The task: All of the data must be printed exactly; please include every line.

Data provided:
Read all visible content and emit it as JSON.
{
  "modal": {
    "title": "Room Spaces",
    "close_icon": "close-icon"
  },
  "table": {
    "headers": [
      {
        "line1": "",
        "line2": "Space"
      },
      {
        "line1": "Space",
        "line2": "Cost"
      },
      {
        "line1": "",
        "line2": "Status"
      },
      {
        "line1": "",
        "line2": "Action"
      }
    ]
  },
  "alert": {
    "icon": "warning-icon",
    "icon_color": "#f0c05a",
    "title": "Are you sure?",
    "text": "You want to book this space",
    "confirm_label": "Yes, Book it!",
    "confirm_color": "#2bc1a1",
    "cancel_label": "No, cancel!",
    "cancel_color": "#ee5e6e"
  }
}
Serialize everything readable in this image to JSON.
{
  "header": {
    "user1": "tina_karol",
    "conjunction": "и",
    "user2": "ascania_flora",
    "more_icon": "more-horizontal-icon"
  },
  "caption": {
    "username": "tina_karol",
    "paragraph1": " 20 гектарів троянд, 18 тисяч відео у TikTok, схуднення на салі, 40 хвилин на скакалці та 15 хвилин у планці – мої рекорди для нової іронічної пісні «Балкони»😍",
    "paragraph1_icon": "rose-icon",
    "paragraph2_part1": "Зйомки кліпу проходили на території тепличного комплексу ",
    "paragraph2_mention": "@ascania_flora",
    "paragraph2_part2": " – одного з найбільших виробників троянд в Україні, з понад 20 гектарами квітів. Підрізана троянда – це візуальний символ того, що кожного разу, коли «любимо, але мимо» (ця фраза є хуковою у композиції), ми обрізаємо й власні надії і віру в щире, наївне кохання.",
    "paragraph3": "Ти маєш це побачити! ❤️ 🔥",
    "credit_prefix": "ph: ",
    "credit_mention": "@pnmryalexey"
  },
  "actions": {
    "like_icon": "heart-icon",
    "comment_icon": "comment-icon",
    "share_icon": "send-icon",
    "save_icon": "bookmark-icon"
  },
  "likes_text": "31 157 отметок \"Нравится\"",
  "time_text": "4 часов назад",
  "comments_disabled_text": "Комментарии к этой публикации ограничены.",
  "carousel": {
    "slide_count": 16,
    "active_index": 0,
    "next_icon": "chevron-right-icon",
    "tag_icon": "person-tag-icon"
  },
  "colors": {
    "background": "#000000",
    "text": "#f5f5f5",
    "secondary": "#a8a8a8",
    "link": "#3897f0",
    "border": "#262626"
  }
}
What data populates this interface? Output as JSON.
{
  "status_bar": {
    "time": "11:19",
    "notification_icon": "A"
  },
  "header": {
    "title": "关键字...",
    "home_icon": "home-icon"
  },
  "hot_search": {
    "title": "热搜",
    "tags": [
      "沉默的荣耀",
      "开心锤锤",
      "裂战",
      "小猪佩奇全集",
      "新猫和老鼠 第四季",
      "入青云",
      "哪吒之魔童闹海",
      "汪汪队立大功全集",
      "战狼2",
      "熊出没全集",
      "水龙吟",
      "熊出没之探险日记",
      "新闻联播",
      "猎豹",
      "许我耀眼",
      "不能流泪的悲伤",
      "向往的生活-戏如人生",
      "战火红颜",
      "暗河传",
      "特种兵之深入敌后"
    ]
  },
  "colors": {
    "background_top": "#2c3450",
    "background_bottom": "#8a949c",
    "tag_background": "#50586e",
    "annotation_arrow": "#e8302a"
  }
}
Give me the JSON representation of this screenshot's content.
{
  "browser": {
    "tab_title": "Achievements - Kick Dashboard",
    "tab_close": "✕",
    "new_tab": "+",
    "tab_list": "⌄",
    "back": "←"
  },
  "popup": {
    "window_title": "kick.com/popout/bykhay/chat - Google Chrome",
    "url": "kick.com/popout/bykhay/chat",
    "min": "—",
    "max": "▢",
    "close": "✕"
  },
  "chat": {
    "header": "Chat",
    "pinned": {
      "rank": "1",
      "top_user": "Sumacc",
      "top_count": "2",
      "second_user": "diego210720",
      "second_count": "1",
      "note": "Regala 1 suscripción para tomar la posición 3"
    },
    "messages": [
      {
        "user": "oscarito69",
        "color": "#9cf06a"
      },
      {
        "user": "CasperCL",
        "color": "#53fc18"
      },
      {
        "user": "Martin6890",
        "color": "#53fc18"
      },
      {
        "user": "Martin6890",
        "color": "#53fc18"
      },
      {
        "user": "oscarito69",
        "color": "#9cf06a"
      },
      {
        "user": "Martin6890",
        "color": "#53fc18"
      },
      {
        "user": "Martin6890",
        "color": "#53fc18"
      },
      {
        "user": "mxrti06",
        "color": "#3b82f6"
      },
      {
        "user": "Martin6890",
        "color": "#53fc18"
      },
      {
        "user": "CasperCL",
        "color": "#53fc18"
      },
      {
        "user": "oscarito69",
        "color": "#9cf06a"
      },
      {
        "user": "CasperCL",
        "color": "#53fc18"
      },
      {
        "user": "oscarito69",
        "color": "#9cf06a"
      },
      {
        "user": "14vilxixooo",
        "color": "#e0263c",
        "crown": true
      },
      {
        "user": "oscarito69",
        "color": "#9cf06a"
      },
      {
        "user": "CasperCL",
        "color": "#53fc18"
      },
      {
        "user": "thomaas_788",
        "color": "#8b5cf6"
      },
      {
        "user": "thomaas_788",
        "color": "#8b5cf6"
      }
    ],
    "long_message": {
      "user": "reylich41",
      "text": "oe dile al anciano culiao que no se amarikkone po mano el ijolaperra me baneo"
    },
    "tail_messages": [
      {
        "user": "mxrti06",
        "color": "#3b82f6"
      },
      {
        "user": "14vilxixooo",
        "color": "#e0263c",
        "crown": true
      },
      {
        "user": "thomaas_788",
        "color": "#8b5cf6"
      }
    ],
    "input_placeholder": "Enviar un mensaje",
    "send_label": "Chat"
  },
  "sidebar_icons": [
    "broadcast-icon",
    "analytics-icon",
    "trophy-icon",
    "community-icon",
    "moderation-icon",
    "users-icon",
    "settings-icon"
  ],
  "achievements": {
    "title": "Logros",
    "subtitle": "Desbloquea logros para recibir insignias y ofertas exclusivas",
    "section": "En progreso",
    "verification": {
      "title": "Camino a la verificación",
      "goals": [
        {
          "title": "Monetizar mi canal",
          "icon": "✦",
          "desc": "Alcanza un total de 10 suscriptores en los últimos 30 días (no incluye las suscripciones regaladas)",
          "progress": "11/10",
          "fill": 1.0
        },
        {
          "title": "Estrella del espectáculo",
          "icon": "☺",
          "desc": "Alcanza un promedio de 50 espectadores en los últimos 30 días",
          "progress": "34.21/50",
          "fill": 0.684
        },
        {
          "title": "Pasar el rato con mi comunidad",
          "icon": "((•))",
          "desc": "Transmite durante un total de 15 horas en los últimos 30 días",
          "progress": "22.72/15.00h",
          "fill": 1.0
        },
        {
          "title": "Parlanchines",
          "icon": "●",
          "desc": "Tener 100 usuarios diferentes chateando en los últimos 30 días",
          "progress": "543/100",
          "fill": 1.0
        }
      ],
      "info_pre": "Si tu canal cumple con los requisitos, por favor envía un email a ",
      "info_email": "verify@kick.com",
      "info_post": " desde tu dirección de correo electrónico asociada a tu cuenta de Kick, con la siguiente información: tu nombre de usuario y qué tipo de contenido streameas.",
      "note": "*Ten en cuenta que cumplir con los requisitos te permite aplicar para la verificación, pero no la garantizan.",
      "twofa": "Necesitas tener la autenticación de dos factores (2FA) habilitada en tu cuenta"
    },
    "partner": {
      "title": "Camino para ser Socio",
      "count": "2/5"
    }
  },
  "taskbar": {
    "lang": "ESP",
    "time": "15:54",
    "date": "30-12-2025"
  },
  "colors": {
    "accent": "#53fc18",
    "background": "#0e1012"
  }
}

The answer:
Read all visible content and emit it as JSON.
{
  "modal": {
    "title": "Room Spaces",
    "close_icon": "close-icon"
  },
  "table": {
    "headers": [
      {
        "line1": "",
        "line2": "Space"
      },
      {
        "line1": "Space",
        "line2": "Cost"
      },
      {
        "line1": "",
        "line2": "Status"
      },
      {
        "line1": "",
        "line2": "Action"
      }
    ]
  },
  "alert": {
    "icon": "warning-icon",
    "icon_color": "#f0c05a",
    "title": "Are you sure?",
    "text": "You want to book this space",
    "confirm_label": "Yes, Book it!",
    "confirm_color": "#2bc1a1",
    "cancel_label": "No, cancel!",
    "cancel_color": "#ee5e6e"
  }
}
Serialize everything readable in this image to JSON.
{
  "header": {
    "user1": "tina_karol",
    "conjunction": "и",
    "user2": "ascania_flora",
    "more_icon": "more-horizontal-icon"
  },
  "caption": {
    "username": "tina_karol",
    "paragraph1": " 20 гектарів троянд, 18 тисяч відео у TikTok, схуднення на салі, 40 хвилин на скакалці та 15 хвилин у планці – мої рекорди для нової іронічної пісні «Балкони»😍",
    "paragraph1_icon": "rose-icon",
    "paragraph2_part1": "Зйомки кліпу проходили на території тепличного комплексу ",
    "paragraph2_mention": "@ascania_flora",
    "paragraph2_part2": " – одного з найбільших виробників троянд в Україні, з понад 20 гектарами квітів. Підрізана троянда – це візуальний символ того, що кожного разу, коли «любимо, але мимо» (ця фраза є хуковою у композиції), ми обрізаємо й власні надії і віру в щире, наївне кохання.",
    "paragraph3": "Ти маєш це побачити! ❤️ 🔥",
    "credit_prefix": "ph: ",
    "credit_mention": "@pnmryalexey"
  },
  "actions": {
    "like_icon": "heart-icon",
    "comment_icon": "comment-icon",
    "share_icon": "send-icon",
    "save_icon": "bookmark-icon"
  },
  "likes_text": "31 157 отметок \"Нравится\"",
  "time_text": "4 часов назад",
  "comments_disabled_text": "Комментарии к этой публикации ограничены.",
  "carousel": {
    "slide_count": 16,
    "active_index": 0,
    "next_icon": "chevron-right-icon",
    "tag_icon": "person-tag-icon"
  },
  "colors": {
    "background": "#000000",
    "text": "#f5f5f5",
    "secondary": "#a8a8a8",
    "link": "#3897f0",
    "border": "#262626"
  }
}
What data populates this interface? Output as JSON.
{
  "status_bar": {
    "time": "11:19",
    "notification_icon": "A"
  },
  "header": {
    "title": "关键字...",
    "home_icon": "home-icon"
  },
  "hot_search": {
    "title": "热搜",
    "tags": [
      "沉默的荣耀",
      "开心锤锤",
      "裂战",
      "小猪佩奇全集",
      "新猫和老鼠 第四季",
      "入青云",
      "哪吒之魔童闹海",
      "汪汪队立大功全集",
      "战狼2",
      "熊出没全集",
      "水龙吟",
      "熊出没之探险日记",
      "新闻联播",
      "猎豹",
      "许我耀眼",
      "不能流泪的悲伤",
      "向往的生活-戏如人生",
      "战火红颜",
      "暗河传",
      "特种兵之深入敌后"
    ]
  },
  "colors": {
    "background_top": "#2c3450",
    "background_bottom": "#8a949c",
    "tag_background": "#50586e",
    "annotation_arrow": "#e8302a"
  }
}
Give me the JSON representation of this screenshot's content.
{
  "browser": {
    "tab_title": "Achievements - Kick Dashboard",
    "tab_close": "✕",
    "new_tab": "+",
    "tab_list": "⌄",
    "back": "←"
  },
  "popup": {
    "window_title": "kick.com/popout/bykhay/chat - Google Chrome",
    "url": "kick.com/popout/bykhay/chat",
    "min": "—",
    "max": "▢",
    "close": "✕"
  },
  "chat": {
    "header": "Chat",
    "pinned": {
      "rank": "1",
      "top_user": "Sumacc",
      "top_count": "2",
      "second_user": "diego210720",
      "second_count": "1",
      "note": "Regala 1 suscripción para tomar la posición 3"
    },
    "messages": [
      {
        "user": "oscarito69",
        "color": "#9cf06a"
      },
      {
        "user": "CasperCL",
        "color": "#53fc18"
      },
      {
        "user": "Martin6890",
        "color": "#53fc18"
      },
      {
        "user": "Martin6890",
        "color": "#53fc18"
      },
      {
        "user": "oscarito69",
        "color": "#9cf06a"
      },
      {
        "user": "Martin6890",
        "color": "#53fc18"
      },
      {
        "user": "Martin6890",
        "color": "#53fc18"
      },
      {
        "user": "mxrti06",
        "color": "#3b82f6"
      },
      {
        "user": "Martin6890",
        "color": "#53fc18"
      },
      {
        "user": "CasperCL",
        "color": "#53fc18"
      },
      {
        "user": "oscarito69",
        "color": "#9cf06a"
      },
      {
        "user": "CasperCL",
        "color": "#53fc18"
      },
      {
        "user": "oscarito69",
        "color": "#9cf06a"
      },
      {
        "user": "14vilxixooo",
        "color": "#e0263c",
        "crown": true
      },
      {
        "user": "oscarito69",
        "color": "#9cf06a"
      },
      {
        "user": "CasperCL",
        "color": "#53fc18"
      },
      {
        "user": "thomaas_788",
        "color": "#8b5cf6"
      },
      {
        "user": "thomaas_788",
        "color": "#8b5cf6"
      }
    ],
    "long_message": {
      "user": "reylich41",
      "text": "oe dile al anciano culiao que no se amarikkone po mano el ijolaperra me baneo"
    },
    "tail_messages": [
      {
        "user": "mxrti06",
        "color": "#3b82f6"
      },
      {
        "user": "14vilxixooo",
        "color": "#e0263c",
        "crown": true
      },
      {
        "user": "thomaas_788",
        "color": "#8b5cf6"
      }
    ],
    "input_placeholder": "Enviar un mensaje",
    "send_label": "Chat"
  },
  "sidebar_icons": [
    "broadcast-icon",
    "analytics-icon",
    "trophy-icon",
    "community-icon",
    "moderation-icon",
    "users-icon",
    "settings-icon"
  ],
  "achievements": {
    "title": "Logros",
    "subtitle": "Desbloquea logros para recibir insignias y ofertas exclusivas",
    "section": "En progreso",
    "verification": {
      "title": "Camino a la verificación",
      "goals": [
        {
          "title": "Monetizar mi canal",
          "icon": "✦",
          "desc": "Alcanza un total de 10 suscriptores en los últimos 30 días (no incluye las suscripciones regaladas)",
          "progress": "11/10",
          "fill": 1.0
        },
        {
          "title": "Estrella del espectáculo",
          "icon": "☺",
          "desc": "Alcanza un promedio de 50 espectadores en los últimos 30 días",
          "progress": "34.21/50",
          "fill": 0.684
        },
        {
          "title": "Pasar el rato con mi comunidad",
          "icon": "((•))",
          "desc": "Transmite durante un total de 15 horas en los últimos 30 días",
          "progress": "22.72/15.00h",
          "fill": 1.0
        },
        {
          "title": "Parlanchines",
          "icon": "●",
          "desc": "Tener 100 usuarios diferentes chateando en los últimos 30 días",
          "progress": "543/100",
          "fill": 1.0
        }
      ],
      "info_pre": "Si tu canal cumple con los requisitos, por favor envía un email a ",
      "info_email": "verify@kick.com",
      "info_post": " desde tu dirección de correo electrónico asociada a tu cuenta de Kick, con la siguiente información: tu nombre de usuario y qué tipo de contenido streameas.",
      "note": "*Ten en cuenta que cumplir con los requisitos te permite aplicar para la verificación, pero no la garantizan.",
      "twofa": "Necesitas tener la autenticación de dos factores (2FA) habilitada en tu cuenta"
    },
    "partner": {
      "title": "Camino para ser Socio",
      "count": "2/5"
    }
  },
  "taskbar": {
    "lang": "ESP",
    "time": "15:54",
    "date": "30-12-2025"
  },
  "colors": {
    "accent": "#53fc18",
    "background": "#0e1012"
  }
}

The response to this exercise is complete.